First power has flowed from Argentina's newest nuclear power reactor, the government said, supporting its goals for power generation diversity, fuel import reduction and 'energy sovereignty'.
Having achieved criticality early this month, the new reactor at the Atucha nuclear power plant began sending 5% of its rated power to the Argentine electricity grid on 27 June. The reactor is to ramp up its production in stages, reaching 30% this week and approaching full power within two to three months.
Atucha 2's rated power is 692 MWe and together with Atucha 1 and the reactor at Embalse it establishes Argentina's total nuclear generating capacity at around 1627 MWe. The Carem small reactor project should add a further 27 MWe by 2018.
What's in a name

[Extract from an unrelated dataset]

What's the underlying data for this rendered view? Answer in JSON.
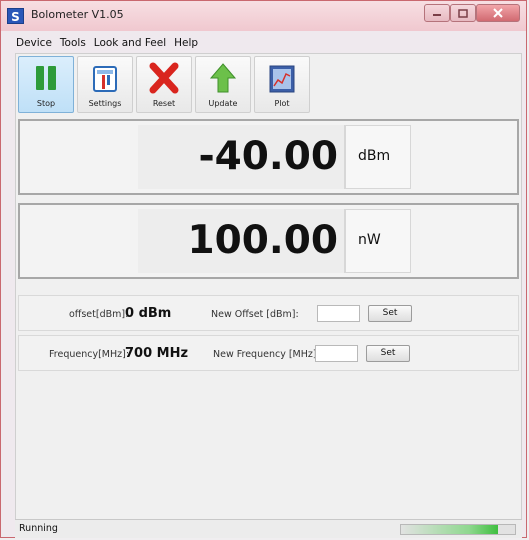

Both the reactors at Atucha nuclear power plant now feature new official names celebrating past Argentinian leaders. Unit 1 is officially known as 'Atucha 1 - President Juan Domingo Perón'; while unit 2 is known as 'Atucha 2 - President Dr Néstor Carlos Kirchner'.
Speaking at the plant to celebrate the achievement of first power, Julio de Vido, the minister of planning, public investment and services, said the new reactor would diversify Argentina's energy mix and generate clean affordable energy with nuclear power. Its contribution to diversity was in line with President Cristina Fernandez de Kirchner's goals to 'recover energy sovereignty,' said De Vido.
As an oil exporter, Argentina also burns the fuel to generate about 15% of its electricity. Atucha 2's electricity would avoid the burning of oil worth some $1.5 billion per year, said De Vido: "This clearly supports self-sufficiency, aims to improve the balance of foreign exchange, replaces fuel imports and fundamentally consolidates technological knowledge within Argentina."
Researched and written
by World Nuclear News